- When to plant: April – August
- When to harvest: June – October
- Ready in: 4 months
- Challenge level: Takes some dedication
How to grow your own broccoli
Choose ground where other brassicas (cabbage, cauliflower, Brussel sprouts, turnips and mustard) have not been growing for at least two years. You can also grow Broccoli on an area where a previous crop has been cleared and the ground has not been dug over so that it is already firm. Alkaline soil is better than acidic soil, because this reduces the risk of club root (you can add lime in the previous autumn if club root is a problem).
When and where to grow broccoli
Dig the ground well in advance of planting and firm it well before the plants are put out.
How to plant broccoli
Sow the seeds thinly in modules – sprouting varieties and ‘Romanesco’ in April and ‘Monaco’ and ‘Belstar’ from April to June. Thin the seedlings to one strong plant and grow on until large enough to plant out. Alternatively sow in a nursery bed and transplant to the cropping positions once the plants are large enough. Follow on sowings can be made of the summer and autumn cropping varieties until the beginning of June.

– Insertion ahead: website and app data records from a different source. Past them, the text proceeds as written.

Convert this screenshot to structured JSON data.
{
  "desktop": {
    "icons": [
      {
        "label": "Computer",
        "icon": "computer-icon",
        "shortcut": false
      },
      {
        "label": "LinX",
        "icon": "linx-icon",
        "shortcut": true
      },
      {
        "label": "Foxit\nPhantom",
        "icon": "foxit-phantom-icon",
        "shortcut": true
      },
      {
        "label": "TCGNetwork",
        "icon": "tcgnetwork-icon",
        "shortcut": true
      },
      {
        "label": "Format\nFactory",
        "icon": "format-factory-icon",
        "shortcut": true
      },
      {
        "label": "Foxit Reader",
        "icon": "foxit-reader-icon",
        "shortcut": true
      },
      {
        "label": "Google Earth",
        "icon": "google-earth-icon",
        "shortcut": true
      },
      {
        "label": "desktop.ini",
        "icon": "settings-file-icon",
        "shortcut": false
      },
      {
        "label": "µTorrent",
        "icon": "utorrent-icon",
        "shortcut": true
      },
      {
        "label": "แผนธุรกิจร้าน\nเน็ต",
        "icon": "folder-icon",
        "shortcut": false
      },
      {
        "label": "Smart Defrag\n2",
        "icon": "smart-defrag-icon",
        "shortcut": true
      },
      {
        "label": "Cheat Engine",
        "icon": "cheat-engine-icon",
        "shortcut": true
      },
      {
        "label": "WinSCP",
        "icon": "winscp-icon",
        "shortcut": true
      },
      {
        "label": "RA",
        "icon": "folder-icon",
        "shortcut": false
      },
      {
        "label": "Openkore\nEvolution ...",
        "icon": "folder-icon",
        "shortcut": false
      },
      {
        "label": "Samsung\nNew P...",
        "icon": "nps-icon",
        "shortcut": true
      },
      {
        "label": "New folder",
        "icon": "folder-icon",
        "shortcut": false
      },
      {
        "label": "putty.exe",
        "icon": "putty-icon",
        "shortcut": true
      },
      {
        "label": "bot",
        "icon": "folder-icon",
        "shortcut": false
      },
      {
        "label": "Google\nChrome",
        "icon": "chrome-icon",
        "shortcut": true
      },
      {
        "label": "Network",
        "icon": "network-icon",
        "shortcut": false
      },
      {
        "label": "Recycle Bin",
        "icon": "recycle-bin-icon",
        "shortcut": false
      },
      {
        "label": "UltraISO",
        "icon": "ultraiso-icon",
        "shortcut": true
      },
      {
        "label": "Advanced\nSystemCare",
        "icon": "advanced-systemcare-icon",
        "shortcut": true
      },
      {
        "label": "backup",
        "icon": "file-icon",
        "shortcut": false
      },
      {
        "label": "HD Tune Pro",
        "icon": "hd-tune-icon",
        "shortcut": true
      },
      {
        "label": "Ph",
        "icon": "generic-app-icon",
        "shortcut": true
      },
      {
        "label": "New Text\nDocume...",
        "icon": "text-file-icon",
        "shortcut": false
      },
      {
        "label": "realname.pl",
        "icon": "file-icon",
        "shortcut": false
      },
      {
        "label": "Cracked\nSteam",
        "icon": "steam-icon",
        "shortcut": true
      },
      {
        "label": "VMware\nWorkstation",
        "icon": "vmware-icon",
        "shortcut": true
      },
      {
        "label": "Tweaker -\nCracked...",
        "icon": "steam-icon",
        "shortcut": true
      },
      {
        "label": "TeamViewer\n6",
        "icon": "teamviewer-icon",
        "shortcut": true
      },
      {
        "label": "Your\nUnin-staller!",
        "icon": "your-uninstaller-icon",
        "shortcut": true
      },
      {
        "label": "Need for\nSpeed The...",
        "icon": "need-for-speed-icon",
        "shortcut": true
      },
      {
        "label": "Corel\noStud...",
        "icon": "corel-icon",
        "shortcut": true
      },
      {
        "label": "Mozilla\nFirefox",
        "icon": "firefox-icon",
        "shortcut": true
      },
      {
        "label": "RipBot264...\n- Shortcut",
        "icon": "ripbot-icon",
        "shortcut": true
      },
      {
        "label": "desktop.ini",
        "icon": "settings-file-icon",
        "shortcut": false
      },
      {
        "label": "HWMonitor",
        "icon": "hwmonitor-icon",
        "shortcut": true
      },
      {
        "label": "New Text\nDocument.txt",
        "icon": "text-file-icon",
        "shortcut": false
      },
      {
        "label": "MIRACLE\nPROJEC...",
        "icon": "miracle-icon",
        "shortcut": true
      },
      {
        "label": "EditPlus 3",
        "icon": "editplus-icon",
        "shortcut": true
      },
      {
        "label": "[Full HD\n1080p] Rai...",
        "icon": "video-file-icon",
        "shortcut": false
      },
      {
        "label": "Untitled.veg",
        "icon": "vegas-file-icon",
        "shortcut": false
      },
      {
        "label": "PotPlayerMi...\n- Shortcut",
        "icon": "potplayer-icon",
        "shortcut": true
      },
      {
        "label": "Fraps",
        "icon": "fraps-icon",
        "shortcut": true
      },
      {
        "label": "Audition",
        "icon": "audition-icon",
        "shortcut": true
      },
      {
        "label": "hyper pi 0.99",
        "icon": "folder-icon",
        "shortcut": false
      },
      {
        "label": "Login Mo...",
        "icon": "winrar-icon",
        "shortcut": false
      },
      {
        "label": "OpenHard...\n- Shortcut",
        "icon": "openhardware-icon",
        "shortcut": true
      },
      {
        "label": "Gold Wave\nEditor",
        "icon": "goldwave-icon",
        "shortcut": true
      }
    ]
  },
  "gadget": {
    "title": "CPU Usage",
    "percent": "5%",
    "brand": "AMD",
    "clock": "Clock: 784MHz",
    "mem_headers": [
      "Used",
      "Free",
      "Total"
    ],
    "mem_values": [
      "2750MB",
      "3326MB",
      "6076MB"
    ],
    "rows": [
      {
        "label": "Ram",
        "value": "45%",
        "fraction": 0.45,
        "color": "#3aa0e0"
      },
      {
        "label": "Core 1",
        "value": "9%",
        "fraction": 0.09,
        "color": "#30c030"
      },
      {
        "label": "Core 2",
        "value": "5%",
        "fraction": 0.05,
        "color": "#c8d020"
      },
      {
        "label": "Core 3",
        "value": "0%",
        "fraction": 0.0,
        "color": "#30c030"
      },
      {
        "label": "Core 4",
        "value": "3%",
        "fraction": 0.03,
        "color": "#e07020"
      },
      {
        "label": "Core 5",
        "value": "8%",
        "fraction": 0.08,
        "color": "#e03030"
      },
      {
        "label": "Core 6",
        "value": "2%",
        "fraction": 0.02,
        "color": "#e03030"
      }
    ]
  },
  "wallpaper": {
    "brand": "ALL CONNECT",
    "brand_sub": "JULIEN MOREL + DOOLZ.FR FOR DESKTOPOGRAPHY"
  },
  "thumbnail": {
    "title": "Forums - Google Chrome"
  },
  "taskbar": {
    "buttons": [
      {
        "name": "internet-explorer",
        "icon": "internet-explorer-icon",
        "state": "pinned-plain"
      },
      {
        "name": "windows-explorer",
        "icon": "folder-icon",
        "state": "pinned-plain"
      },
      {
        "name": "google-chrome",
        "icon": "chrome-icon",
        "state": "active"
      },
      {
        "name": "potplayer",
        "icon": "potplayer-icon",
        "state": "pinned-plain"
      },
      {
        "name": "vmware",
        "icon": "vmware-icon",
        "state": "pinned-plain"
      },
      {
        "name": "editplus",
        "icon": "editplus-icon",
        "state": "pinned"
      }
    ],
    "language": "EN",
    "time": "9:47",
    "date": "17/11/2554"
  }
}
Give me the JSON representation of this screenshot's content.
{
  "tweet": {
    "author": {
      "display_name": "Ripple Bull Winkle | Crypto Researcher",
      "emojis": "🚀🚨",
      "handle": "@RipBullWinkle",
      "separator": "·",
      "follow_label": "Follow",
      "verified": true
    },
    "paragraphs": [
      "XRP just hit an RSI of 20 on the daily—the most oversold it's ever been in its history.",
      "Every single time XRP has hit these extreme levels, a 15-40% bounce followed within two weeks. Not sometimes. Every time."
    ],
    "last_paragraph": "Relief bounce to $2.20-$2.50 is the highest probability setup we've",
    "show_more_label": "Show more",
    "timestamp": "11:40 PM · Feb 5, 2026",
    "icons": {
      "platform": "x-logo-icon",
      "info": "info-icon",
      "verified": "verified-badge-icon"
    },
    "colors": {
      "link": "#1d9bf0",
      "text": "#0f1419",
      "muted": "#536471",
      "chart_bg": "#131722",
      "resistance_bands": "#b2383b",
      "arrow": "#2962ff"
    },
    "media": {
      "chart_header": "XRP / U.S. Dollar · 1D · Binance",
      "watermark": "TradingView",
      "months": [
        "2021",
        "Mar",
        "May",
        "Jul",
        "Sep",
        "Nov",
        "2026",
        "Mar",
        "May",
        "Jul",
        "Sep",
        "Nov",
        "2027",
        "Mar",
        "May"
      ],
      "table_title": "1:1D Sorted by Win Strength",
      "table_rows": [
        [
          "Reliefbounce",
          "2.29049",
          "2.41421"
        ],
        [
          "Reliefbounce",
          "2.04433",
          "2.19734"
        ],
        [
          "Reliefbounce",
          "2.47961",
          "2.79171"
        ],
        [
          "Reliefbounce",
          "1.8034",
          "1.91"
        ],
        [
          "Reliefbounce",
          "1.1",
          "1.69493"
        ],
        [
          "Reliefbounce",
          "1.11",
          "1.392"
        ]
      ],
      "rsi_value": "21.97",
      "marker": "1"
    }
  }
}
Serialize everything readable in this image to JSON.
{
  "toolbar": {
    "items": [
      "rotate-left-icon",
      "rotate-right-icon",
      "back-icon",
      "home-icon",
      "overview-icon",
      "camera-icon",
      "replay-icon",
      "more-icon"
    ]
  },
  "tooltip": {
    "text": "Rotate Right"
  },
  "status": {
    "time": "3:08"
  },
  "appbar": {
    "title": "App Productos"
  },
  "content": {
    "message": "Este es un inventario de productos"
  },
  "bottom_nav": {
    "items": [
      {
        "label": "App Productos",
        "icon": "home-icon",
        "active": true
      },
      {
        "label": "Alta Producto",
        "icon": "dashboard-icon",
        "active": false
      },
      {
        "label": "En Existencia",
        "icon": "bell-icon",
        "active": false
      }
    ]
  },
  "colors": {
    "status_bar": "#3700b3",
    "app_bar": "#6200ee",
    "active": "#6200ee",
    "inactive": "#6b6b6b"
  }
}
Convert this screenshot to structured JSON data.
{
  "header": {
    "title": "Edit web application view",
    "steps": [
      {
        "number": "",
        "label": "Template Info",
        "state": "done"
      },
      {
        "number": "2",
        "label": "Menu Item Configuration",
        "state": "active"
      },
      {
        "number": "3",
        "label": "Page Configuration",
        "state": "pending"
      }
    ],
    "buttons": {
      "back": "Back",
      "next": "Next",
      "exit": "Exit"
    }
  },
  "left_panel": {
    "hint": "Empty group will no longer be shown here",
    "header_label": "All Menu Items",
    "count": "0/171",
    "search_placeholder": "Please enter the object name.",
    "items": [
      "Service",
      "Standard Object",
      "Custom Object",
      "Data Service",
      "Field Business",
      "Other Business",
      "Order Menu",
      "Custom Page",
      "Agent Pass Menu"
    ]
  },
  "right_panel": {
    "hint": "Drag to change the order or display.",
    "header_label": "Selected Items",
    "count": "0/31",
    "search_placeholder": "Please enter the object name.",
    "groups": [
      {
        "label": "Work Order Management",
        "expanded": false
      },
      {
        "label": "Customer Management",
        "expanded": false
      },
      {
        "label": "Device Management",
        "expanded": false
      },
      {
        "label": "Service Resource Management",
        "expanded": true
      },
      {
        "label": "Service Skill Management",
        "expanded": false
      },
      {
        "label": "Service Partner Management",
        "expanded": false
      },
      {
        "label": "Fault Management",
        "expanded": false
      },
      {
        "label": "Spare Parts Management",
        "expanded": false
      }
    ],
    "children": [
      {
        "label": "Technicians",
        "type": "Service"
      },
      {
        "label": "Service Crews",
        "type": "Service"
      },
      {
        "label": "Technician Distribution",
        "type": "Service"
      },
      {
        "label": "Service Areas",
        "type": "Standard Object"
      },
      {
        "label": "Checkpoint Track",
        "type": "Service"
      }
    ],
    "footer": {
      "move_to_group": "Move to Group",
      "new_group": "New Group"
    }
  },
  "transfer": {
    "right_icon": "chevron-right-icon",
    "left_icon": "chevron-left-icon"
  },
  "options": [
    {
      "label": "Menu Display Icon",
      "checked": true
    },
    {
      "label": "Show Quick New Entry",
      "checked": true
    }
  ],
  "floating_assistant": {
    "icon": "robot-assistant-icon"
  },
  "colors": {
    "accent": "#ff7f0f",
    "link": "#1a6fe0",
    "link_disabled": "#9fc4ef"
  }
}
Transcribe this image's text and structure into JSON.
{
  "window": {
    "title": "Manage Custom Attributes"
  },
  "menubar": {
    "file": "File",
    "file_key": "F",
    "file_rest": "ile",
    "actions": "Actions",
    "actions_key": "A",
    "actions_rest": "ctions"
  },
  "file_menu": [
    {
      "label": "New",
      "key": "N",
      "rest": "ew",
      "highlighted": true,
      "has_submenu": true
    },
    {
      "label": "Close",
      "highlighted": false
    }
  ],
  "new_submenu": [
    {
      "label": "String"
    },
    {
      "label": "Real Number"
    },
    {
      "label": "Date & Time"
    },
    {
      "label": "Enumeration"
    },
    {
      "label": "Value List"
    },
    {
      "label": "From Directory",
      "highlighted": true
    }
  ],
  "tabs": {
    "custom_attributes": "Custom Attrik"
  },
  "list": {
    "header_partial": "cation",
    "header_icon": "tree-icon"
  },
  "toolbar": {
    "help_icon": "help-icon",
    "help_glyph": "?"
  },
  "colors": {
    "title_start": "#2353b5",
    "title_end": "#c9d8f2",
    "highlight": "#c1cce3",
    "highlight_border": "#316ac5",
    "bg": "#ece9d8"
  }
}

How to grow broccoli
Broccoli prefers soil which is fertile, well drained and moisture retentive.
Caring for broccoli
In dry periods, broccoli will need watering every 10-14 days. When plants are around 20cm tall you should add high nitrogen fertiliser, such as sulphate of ammonia at 35g per square metre.
Cut the heads of the summer varieties once they are large enough. By leaving the plant in position, you may get smaller side shoots that can also be used. Sprouting Broccoli crops over a long season – remove the shoots with a sharp knife and more will be encouraged to grow.
The main pests are the caterpillars of the large and small white butterflies, which lay their eggs under the leaves through the summer and early autumn. Physical removal is best or use a systemic insecticide, adhering to the harvest interval on the bottle. Check the undersides of the leaves regularly and wipe off any egg clusters before they hatch.
Birds, especially pigeons, can be a real problem when growing Broccoli, so be sure to cover your plants with nets to stop them from eating seedlings, buds, leaves, fruit and vegetables. Scarecrows can also work for a while, if you’re feeling adventurous.
Club root, an infection that leads to stunted growth, is another problem when growing broccoli. This can be avoided by using alkaline soil, rather than acidic soil.